FDICIA readiness: What you need to know and next steps
December 2018 (updated June 2021)
In 1991, the Federal Deposit Insurance Corporation passed the Federal Deposit Insurance Corporation Improvement Act of 1991 (FDICIA) in an effort to strengthen the banking environment and reduce the negative impacts of the savings and loan crisis of the 1980s and early 1990s. FDICIA remains in effect today and continues to have an impact on the operations and regulatory requirements of banks with $500 million or more in total assets (i.e., covered institutions). Covered institutions are required to submit audited, comparative financial statements as part of an annual reporting package. While the financial statements are required to be comparative, for those covered institutions that have just met the total assets threshold of $500 million or more and that have not had prior audit requirements, Part 363 allows for the prior period to be unaudited in the first year of FDICIA reporting. This reporting package also should include a management report, and for covered institutions with $1 billion or more in total assets, an independent auditor’s report on internal controls over financing reporting. In addition, FDICIA has specific requirements relating to auditor independence and the composition and responsibilities of the audit committee.

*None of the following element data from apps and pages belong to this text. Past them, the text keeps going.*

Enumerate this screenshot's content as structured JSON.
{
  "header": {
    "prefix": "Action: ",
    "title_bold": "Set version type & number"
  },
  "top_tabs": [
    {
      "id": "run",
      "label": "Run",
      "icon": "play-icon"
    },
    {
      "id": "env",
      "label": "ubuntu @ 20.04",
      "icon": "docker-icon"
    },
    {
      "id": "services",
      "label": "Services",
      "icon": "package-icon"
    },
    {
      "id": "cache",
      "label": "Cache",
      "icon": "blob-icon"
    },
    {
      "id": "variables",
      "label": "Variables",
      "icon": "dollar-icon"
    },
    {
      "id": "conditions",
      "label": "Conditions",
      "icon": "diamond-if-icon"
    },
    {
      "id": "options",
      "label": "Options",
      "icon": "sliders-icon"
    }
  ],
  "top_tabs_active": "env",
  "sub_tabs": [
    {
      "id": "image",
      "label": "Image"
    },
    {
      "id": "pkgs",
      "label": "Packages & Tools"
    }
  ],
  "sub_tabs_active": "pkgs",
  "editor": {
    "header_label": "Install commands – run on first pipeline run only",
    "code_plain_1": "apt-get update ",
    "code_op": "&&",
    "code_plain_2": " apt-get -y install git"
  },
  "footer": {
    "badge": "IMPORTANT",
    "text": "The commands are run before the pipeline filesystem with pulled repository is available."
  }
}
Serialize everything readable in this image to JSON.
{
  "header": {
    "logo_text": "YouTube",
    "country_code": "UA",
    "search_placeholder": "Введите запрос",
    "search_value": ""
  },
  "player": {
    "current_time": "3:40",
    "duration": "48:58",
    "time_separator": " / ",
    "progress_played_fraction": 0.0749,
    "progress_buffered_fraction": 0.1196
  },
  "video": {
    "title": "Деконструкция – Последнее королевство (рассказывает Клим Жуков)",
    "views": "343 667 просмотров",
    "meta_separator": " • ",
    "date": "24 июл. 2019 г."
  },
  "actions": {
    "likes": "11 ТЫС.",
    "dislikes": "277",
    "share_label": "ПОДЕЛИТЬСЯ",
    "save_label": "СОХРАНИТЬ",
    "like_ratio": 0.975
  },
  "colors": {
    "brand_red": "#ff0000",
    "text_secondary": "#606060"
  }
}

Preparation is critical to success in FDICIA compliance. The best advice may be to begin acting like a FDICIA covered institution before the provisions are effective. To help understand what it means to act like a FDICIA covered institution, we have prepared a white paper, FDICIA readiness: What you need to know and next steps, which includes:
- A summary of the key provisions of FDICIA that affect the banking industry
- Information about the annual reporting package required by FDICIA
- A summary of FDICIA’s audit committee requirements
- The key components of FDICIA readiness
Refer to the whitepaper for additional information, including how RSM can help with initial FDICIA compliance efforts.